But I didn't read this book because it is science fiction. I did so in spite of its earning a place within that category. The cognitive estrangement of the novel proceeds from its subject matter, and from the poetry of its presentation. The dystopia it sketches gradually fills in through details of the city in which it is situated (Gothenburg), its architectures, seasons, and the family members of the perpetrators and victims of its violences.

My brother recommended this book to me. Its translation appears to be an equal partner in its success as a literary work, having been rendered into English by Saskia Vogel, and prose certainly does not in any way detract from the story's momentum, its impetus.  This, despite rapid shifts of point of view, in two main structures proceeding first from the young female protagonist's and her doppleganger from another timeline; the other 'I' being that of a young male journalist writing up the story of the attack on the comic book store.
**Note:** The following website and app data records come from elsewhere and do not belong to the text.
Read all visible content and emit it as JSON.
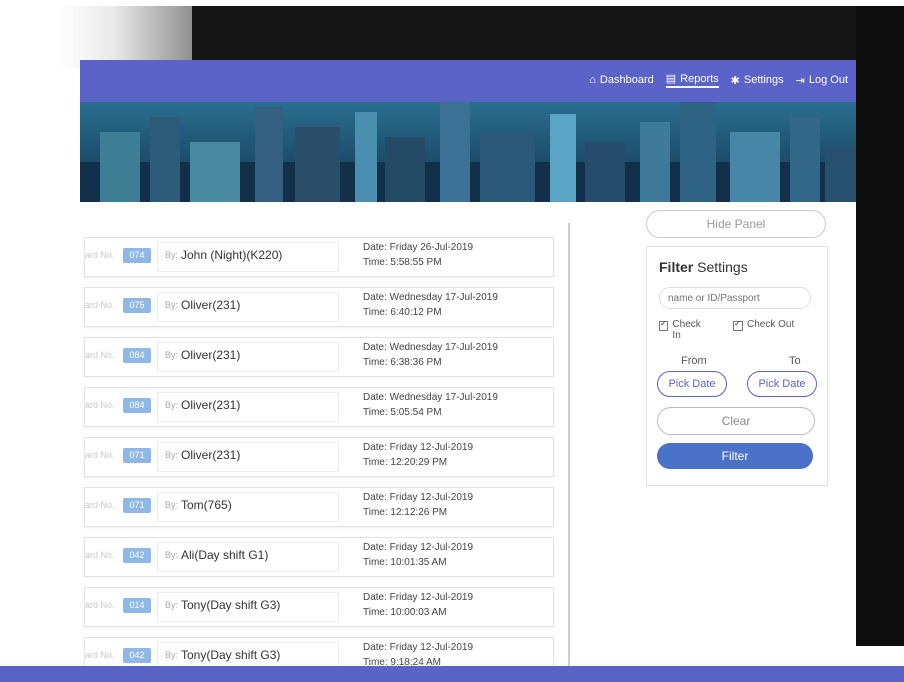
{
  "navbar": {
    "links": [
      {
        "label": "Dashboard",
        "icon": "home-icon"
      },
      {
        "label": "Reports",
        "icon": "file-icon",
        "active": true
      },
      {
        "label": "Settings",
        "icon": "gear-icon"
      },
      {
        "label": "Log Out",
        "icon": "logout-icon"
      }
    ]
  },
  "records": [
    {
      "badge": "074",
      "by": "John (Night)(K220)",
      "date": "Date: Friday 26-Jul-2019",
      "time": "Time: 5:58:55 PM"
    },
    {
      "badge": "075",
      "by": "Oliver(231)",
      "date": "Date: Wednesday 17-Jul-2019",
      "time": "Time: 6:40:12 PM"
    },
    {
      "badge": "084",
      "by": "Oliver(231)",
      "date": "Date: Wednesday 17-Jul-2019",
      "time": "Time: 6:38:36 PM"
    },
    {
      "badge": "084",
      "by": "Oliver(231)",
      "date": "Date: Wednesday 17-Jul-2019",
      "time": "Time: 5:05:54 PM"
    },
    {
      "badge": "071",
      "by": "Oliver(231)",
      "date": "Date: Friday 12-Jul-2019",
      "time": "Time: 12:20:29 PM"
    },
    {
      "badge": "071",
      "by": "Tom(765)",
      "date": "Date: Friday 12-Jul-2019",
      "time": "Time: 12:12:26 PM"
    },
    {
      "badge": "042",
      "by": "Ali(Day shift G1)",
      "date": "Date: Friday 12-Jul-2019",
      "time": "Time: 10:01:35 AM"
    },
    {
      "badge": "014",
      "by": "Tony(Day shift G3)",
      "date": "Date: Friday 12-Jul-2019",
      "time": "Time: 10:00:03 AM"
    },
    {
      "badge": "042",
      "by": "Tony(Day shift G3)",
      "date": "Date: Friday 12-Jul-2019",
      "time": "Time: 9:18:24 AM"
    }
  ],
  "record_labels": {
    "no": "ard No.",
    "by": "By:"
  },
  "filter": {
    "hide_panel": "Hide Panel",
    "title_bold": "Filter",
    "title_rest": "Settings",
    "search_placeholder": "name or ID/Passport",
    "check_in": "Check In",
    "check_out": "Check Out",
    "from": "From",
    "to": "To",
    "pick_from": "Pick Date",
    "pick_to": "Pick Date",
    "clear": "Clear",
    "filter": "Filter"
  },
  "colors": {
    "nav": "#5b63c8",
    "badge": "#8fb8e6",
    "filter_button": "#4a72c9"
  }
}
Images of this attack bookend beginning and ending sections of the structured story, and alternations of point of view are unmarked, but very easily worked out from context.

This is very skillful, controlled writing, but equally skillful is the masterful poetic imagery of the 'rabbit yard' and 'building T', incremental architectures of doom in a spectrum of structures designed in a dystopian future Sweden to separate and subjugate its Muslim populations.  The racial dynamics and clashes are very resonant for these times we are living through.